The university’s current policy limits smoking and tobacco use to at least 20 feet away from buildings and bans it in university vehicles.

KSU will join other campuses across the nation taking part in Wednesday’s “1Day Stand Against Tobacco.”

The Undergraduate Student Government recently passed a resolution supporting a ban on cigarettes, electronic cigarettes, oral tobacco and hookah products.

Athletics addition

Women’s lacrosse is set to become the first addition to Kent’s sports program since 1997, when women’s golf and women’s soccer were added. KSU currently has 18 sports: 10 female and 8 male programs.

KSU Athletic Director Joel Nielsen hopes to have the lacrosse team in its first competitive season in 2018-2019.

“It’s a fast-growing sport,” he said. “We’re in a hot pocket in Northeast Ohio for both men and women.”

The program will share the university’s field hockey facility; lacrosse is played during spring and field hockey in the fall.

“I don’t have to go out and fundraise and build from scratch for them to practice and compete,” he said.

Nielsen said there are 38 teams in driving distance to compete against, including Ohio State, Michigan State and Notre Dame. He said about $500,000 will be needed in seed money for scholarships, staffing and operations.

Other actions

The board signed off on new room and board fees starting in the fall semester for 25 residence halls that house about 6,500 students.

A change in the room rate structure simplifies the rates to provide more flexibility and less disparity. Some rates are going up and some are going down. The range includes decreasing rates by nearly $900 — or 15.21 percent — for a single apartment with less space to increasing a standard single room by $342 — or 9.81 percent. The standard double room will cost $3,380 per semester. The basic meal plan will cost $1,980 per semester, a $45 increase over last year.

The board also approved the creation of a center for the study of gender and sexuality that will be housed in the College of Arts and Sciences.

The purpose is to build on the successes of programs that have increased the recruitment of lesbian, gay, bisexual, transgender and queer students and meet the demand for more courses.
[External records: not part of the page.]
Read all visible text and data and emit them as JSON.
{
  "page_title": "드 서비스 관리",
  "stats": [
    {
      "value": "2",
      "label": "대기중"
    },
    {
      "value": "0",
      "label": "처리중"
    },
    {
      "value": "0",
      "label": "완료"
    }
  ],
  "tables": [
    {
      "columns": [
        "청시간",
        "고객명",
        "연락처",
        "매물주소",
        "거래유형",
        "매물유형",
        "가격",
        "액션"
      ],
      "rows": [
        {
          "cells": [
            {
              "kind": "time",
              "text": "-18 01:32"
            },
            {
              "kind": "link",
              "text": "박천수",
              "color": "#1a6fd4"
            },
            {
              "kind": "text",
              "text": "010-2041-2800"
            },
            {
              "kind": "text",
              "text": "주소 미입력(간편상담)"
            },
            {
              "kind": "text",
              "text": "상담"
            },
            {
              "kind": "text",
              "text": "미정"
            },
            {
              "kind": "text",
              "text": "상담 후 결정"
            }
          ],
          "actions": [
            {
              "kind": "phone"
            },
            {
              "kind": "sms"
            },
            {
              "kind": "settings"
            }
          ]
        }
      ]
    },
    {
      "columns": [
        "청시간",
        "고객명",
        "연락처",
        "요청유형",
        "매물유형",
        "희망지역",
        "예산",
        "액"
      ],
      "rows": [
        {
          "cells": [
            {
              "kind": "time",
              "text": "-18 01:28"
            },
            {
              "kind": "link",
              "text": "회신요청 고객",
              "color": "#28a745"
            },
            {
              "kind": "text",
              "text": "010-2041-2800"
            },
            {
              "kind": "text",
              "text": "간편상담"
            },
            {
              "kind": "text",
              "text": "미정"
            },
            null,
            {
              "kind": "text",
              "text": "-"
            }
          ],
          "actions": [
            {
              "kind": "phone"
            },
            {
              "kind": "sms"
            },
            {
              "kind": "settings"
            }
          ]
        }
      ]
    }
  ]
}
The center will develop a multidisciplinary Bachelor of Arts degree in gender and sexuality studies.

Marilyn Miller can be reached at 330-996-3098 or